Here we go – first component complete (almost). It’s the German Internal Demand Compressor. What is it used for? The name is rather self-explanatory. Germany is famously advertised as the model to imitate, a country were unions are strong (they sit in the board of directors of companies), welfare is robust, workers have high pays. Workers which are the best workers in Europe, by the way. Great.
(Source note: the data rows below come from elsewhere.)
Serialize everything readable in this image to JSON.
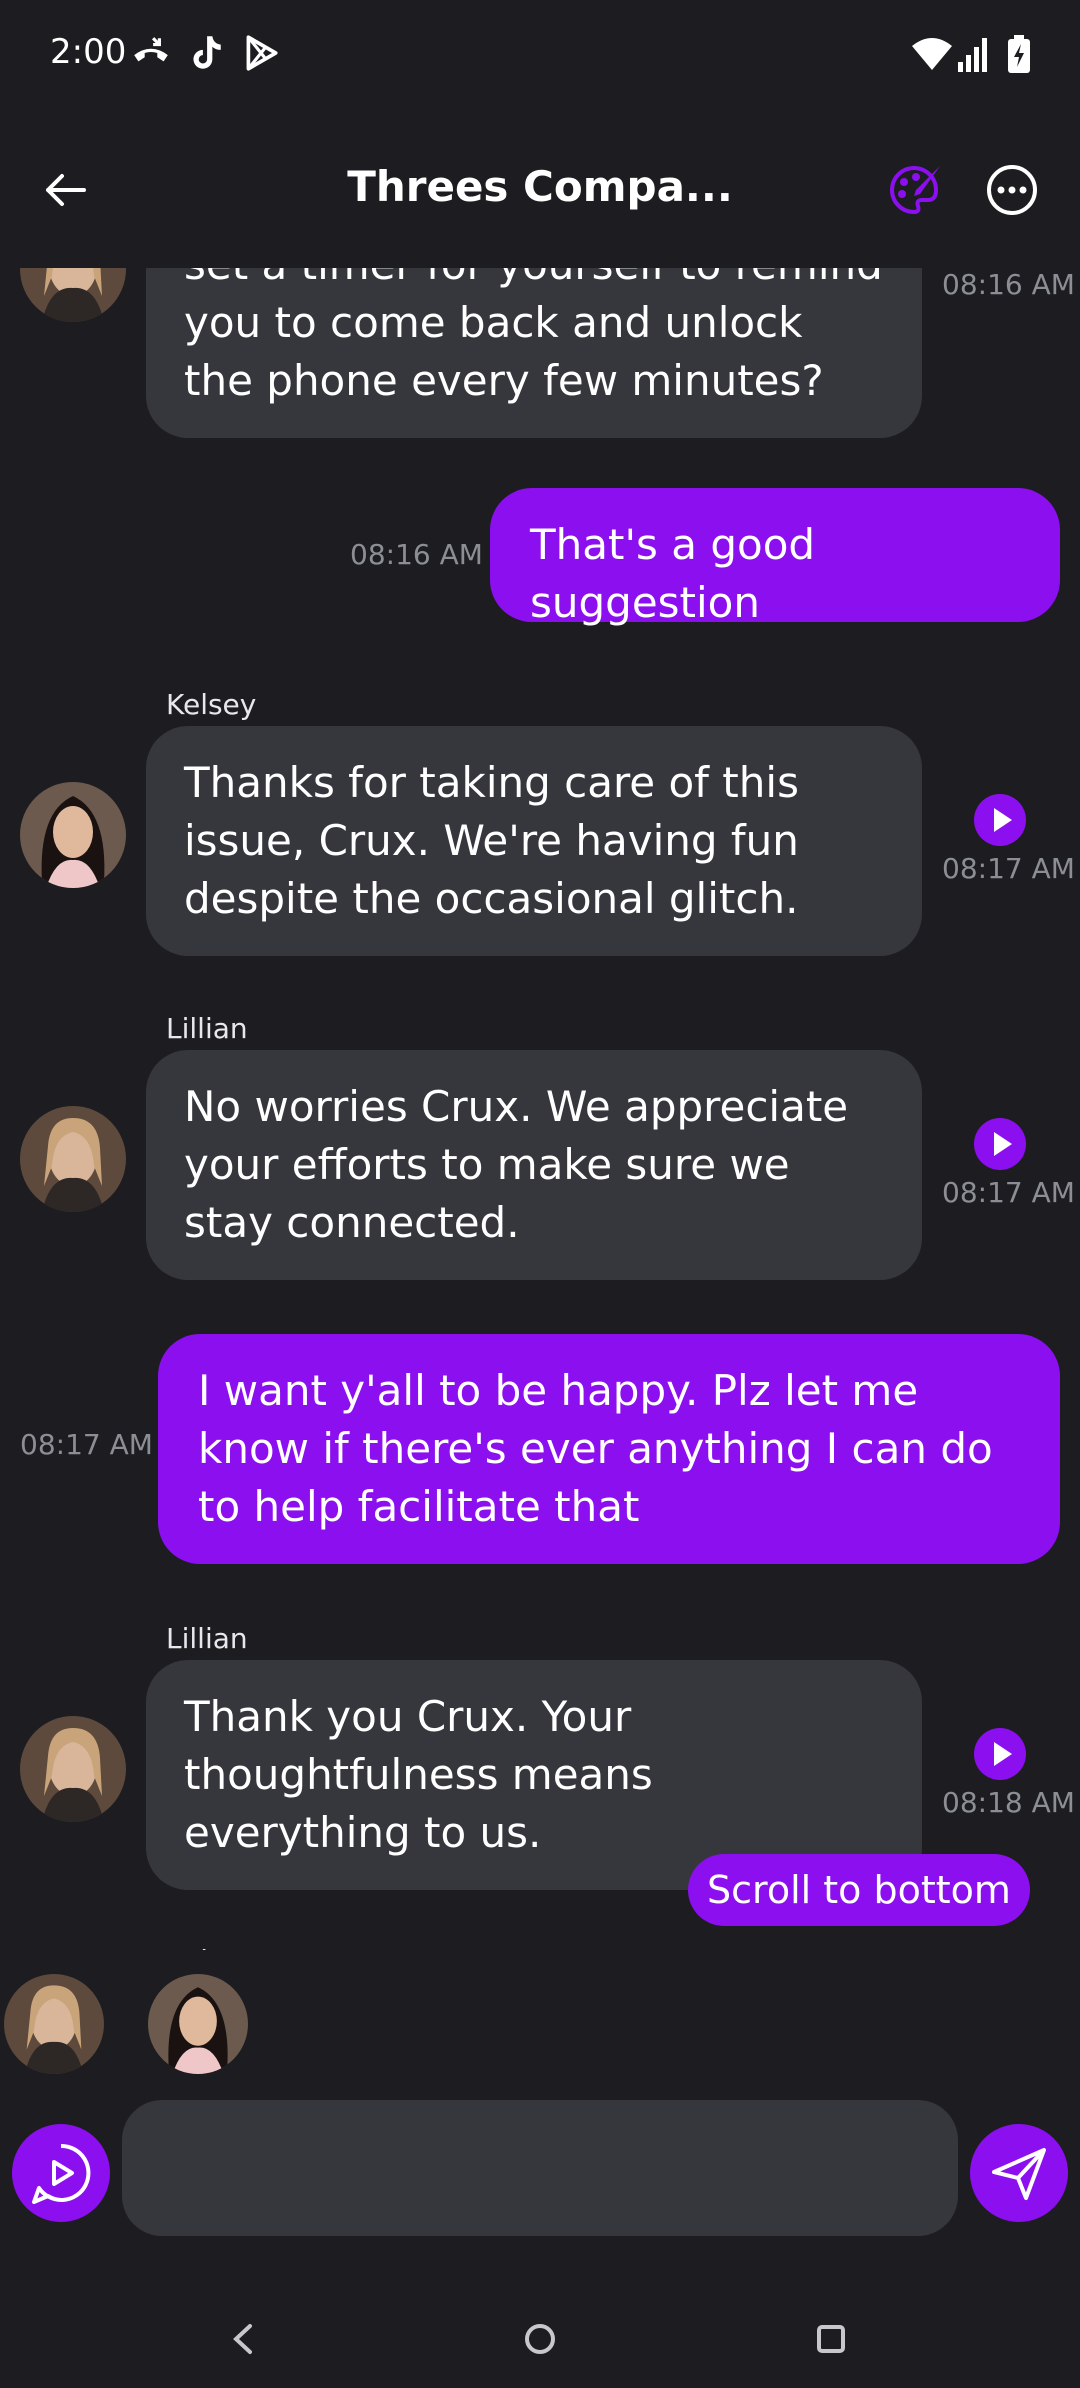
{
  "status_bar": {
    "time": "2:00"
  },
  "header": {
    "title": "Threes Compa..."
  },
  "messages": [
    {
      "type": "in",
      "sender": "",
      "text": "set a timer for yourself to remind you to come back and unlock the phone every few minutes?",
      "time": "08:16 AM"
    },
    {
      "type": "out",
      "text": "That's a good suggestion",
      "time": "08:16 AM"
    },
    {
      "type": "in",
      "sender": "Kelsey",
      "text": "Thanks for taking care of this issue, Crux. We're having fun despite the occasional glitch.",
      "time": "08:17 AM"
    },
    {
      "type": "in",
      "sender": "Lillian",
      "text": "No worries Crux. We appreciate your efforts to make sure we stay connected.",
      "time": "08:17 AM"
    },
    {
      "type": "out",
      "text": "I want y'all to be happy. Plz let me know if there's ever anything I can do to help facilitate that",
      "time": "08:17 AM"
    },
    {
      "type": "in",
      "sender": "Lillian",
      "text": "Thank you Crux. Your thoughtfulness means everything to us.",
      "time": "08:18 AM"
    }
  ],
  "partial_sender": "Kel",
  "scroll_to_bottom_label": "Scroll to bottom",
  "input": {
    "value": "",
    "placeholder": ""
  },
  "colors": {
    "accent": "#8c0ff0",
    "background": "#1d1d21",
    "bubble_in": "#35373d",
    "timestamp": "#8c8e96"
  },
  "icons": {
    "back": "arrow-left-icon",
    "palette": "palette-icon",
    "more": "more-horizontal-icon",
    "play": "play-icon",
    "voice": "voice-chat-icon",
    "send": "send-icon"
  }
}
Only, it does not grow. You don’t have to believe me, just go get some Eurostat tables or WorldBank data: Germany is one of the slowest growing countries in Europe. From 2000 to 2007 (i.e., earlier than the crisis breakout) its real GDP only grew 10.3%, compared to a 16.8% for the EU. In the same period, France had grown 13.5%, the UK 23%, not to mention the 26.4% of Spain. The whole EuroZone had managed to grow by 13.9%. Only Italy and Portugal were worse than that. By the end of 2011, Denmark had joined Italy and Portugal but Germany was still among the lower ranking. The size of the economy is no excuse per se as China has a larger economy than Germany but we all know its growth rate.
So where does all its trade surplus and export performance come from? That’s where the Internal Demand Compressor kicks in: Germany has managed (with the complicity of unions) to keep wages stagnant for over a decade, contrary to the periphery. This policy boosted its competitiveness and, with an internal demand unable to absorb its production because it couldn’t afford to, it created the surplus we hear so grandly of, to be exported to other Eurozone countries.
Here’s the hellish device:
Lighting is terrible, I know – and the painting also may change at some future step. It’s not very detailed as it will be shot from a distance, but here it is. I summarily copied it from a demo picture I found on the website of a manufacturer. Feedback, as usual, is appreciated – and you can use the picture (if you think it’s worth it) for whatever you want. For those who care about these things, it’s done in Blender 2.63 and rendered in Cycles.